A significant challenge in modeling the business case for DA is that no two utility systems are alike. Each contains a unique mix of different circuit types with different customers that may see different benefits from automation. For example, rural circuits with many line miles between customers can suffer poor baseline reliability, as measured by the indices. Reliability can be improved greatly by adding automated sensing and switching to more rapidly detect and isolate faults and restore service to customers more quickly. Urban circuits, where baseline reliability is generally better, have a higher density of customers per line mile and will therefore experience more customer outage minutes per event, contributing disproportionately to improvement in the indices when they are upgraded even modestly. Circuits with large commercial and industrial customers that attribute high costs to the damages caused by even short duration outages can be good candidates for automation when these values are appropriately taken into account.
GE Energy Consulting has developed a Distribution Automation Reliability Tool (DART) in order to provide utilities a way to quickly evaluate automation investment on circuits of different types. DART uses the results of distribution simulations that were performed with a set of real circuits as prototypes, to represent a range of circuit geography and customer mix. Simulations were conducted for scenarios of increasing levels of automation, including combinations of both centralized software (OMS, DMS, ADMS) and intelligent field devices. Finally, a configuration engine was built to quickly map DART to a given utility service territory (or subarea) with a “best fit” mix of our prototype circuits. Using DART, utilities can examine the business case for incremental automation starting from a user-specified base case. The results are expressed in terms of improvement in the standard reliability metrics, as well as dollar benefits, using the DOE Interruption Cost Estimation (ICE) calculator (developed by LBNL).

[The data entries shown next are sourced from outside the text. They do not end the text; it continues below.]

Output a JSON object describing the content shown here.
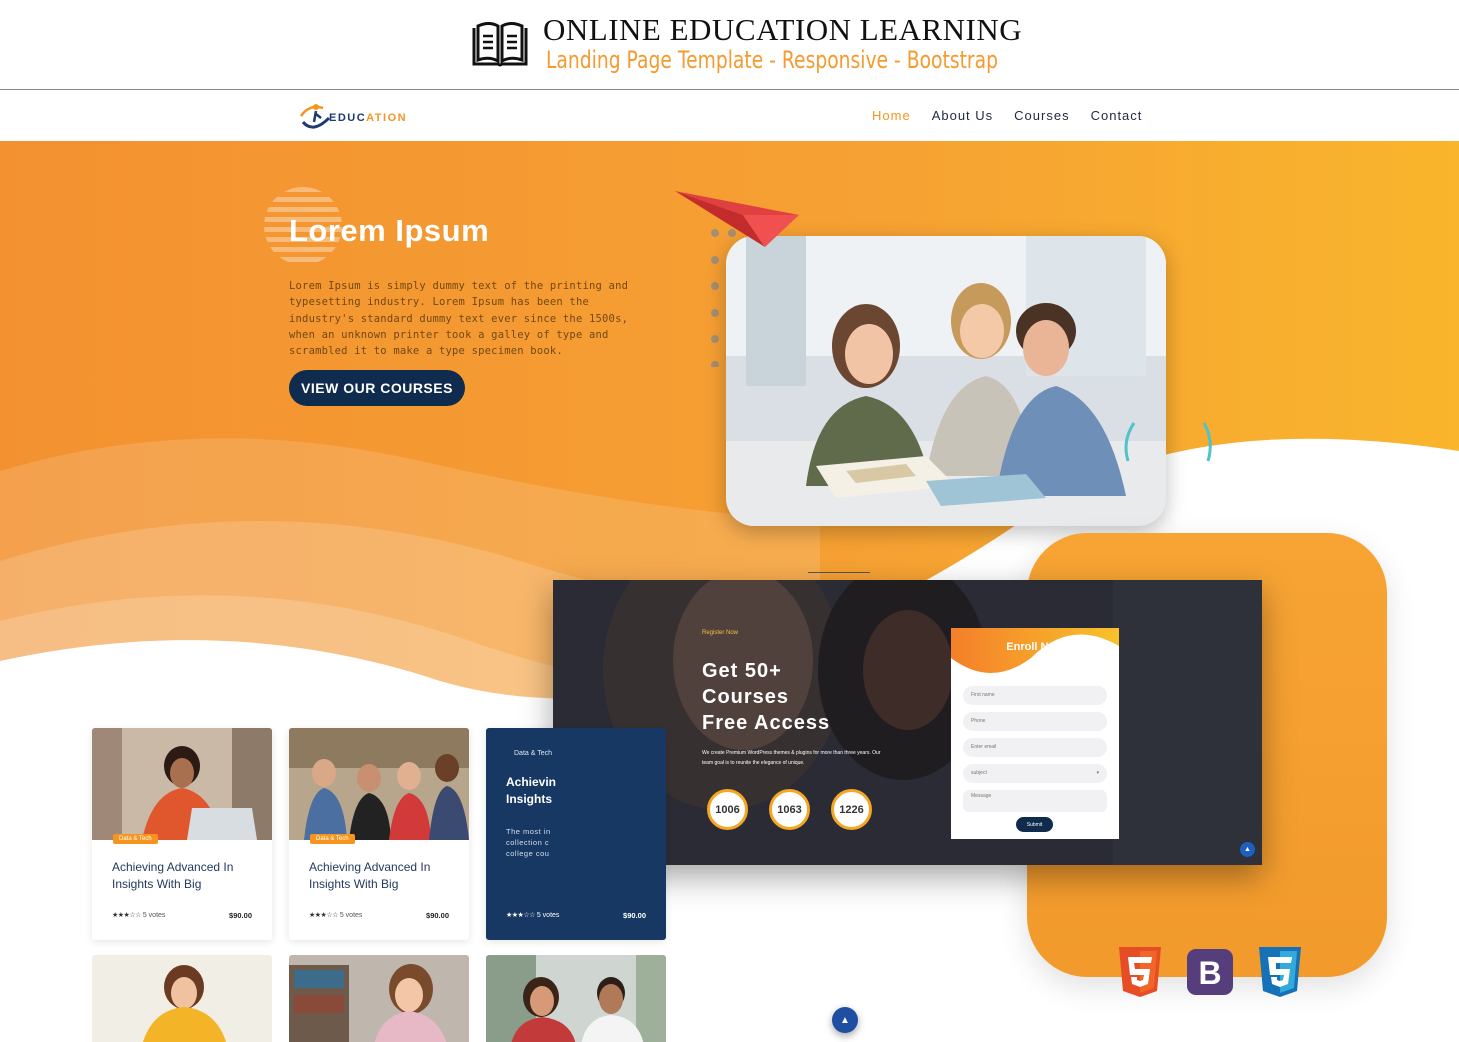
{
  "banner": {
    "title": "ONLINE EDUCATION LEARNING",
    "subtitle": "Landing Page Template - Responsive - Bootstrap",
    "icon": "open-book-icon"
  },
  "nav": {
    "logo_text_a": "EDUC",
    "logo_text_b": "ATION",
    "items": [
      {
        "label": "Home",
        "active": true
      },
      {
        "label": "About Us",
        "active": false
      },
      {
        "label": "Courses",
        "active": false
      },
      {
        "label": "Contact",
        "active": false
      }
    ]
  },
  "hero": {
    "title": "Lorem Ipsum",
    "text": "Lorem Ipsum is simply dummy text of the printing and typesetting industry. Lorem Ipsum has been the industry's standard dummy text ever since the 1500s, when an unknown printer took a galley of type and scrambled it to make a type specimen book.",
    "button": "VIEW OUR COURSES"
  },
  "preview": {
    "small_label": "Register Now",
    "title_lines": [
      "Get 50+",
      "Courses",
      "Free Access"
    ],
    "desc": "We create Premium WordPress themes & plugins for more than three years. Our team goal is to reunite the elegance of unique.",
    "counters": [
      "1006",
      "1063",
      "1226"
    ],
    "form": {
      "title": "Enroll Now",
      "fields": [
        "First name",
        "Phone",
        "Enter email",
        "subject",
        "Message"
      ],
      "submit": "Submit"
    }
  },
  "cards": [
    {
      "badge": "Data & Tech",
      "title": "Achieving Advanced In Insights With Big",
      "stars": "★★★☆☆",
      "votes": "5 votes",
      "price": "$90.00"
    },
    {
      "badge": "Data & Tech",
      "title": "Achieving Advanced In Insights With Big",
      "stars": "★★★☆☆",
      "votes": "5 votes",
      "price": "$90.00"
    },
    {
      "badge": "Data & Tech",
      "title": "Achievin Insights",
      "text": "The most in collection c college cou",
      "stars": "★★★☆☆",
      "votes": "5 votes",
      "price": "$90.00"
    }
  ],
  "tech_icons": [
    "html5-icon",
    "bootstrap-icon",
    "css3-icon"
  ],
  "colors": {
    "orange": "#f5951f",
    "navy": "#0f2b4d",
    "blue": "#1f4fa3"
  }
}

Finally, Mr. Lecar will connect this work with on-going projects in New York and New Jersey that look at best practices for post-Sandy storm hardening, grid resiliency, and the application of microgrids to protect critical public infrastructure.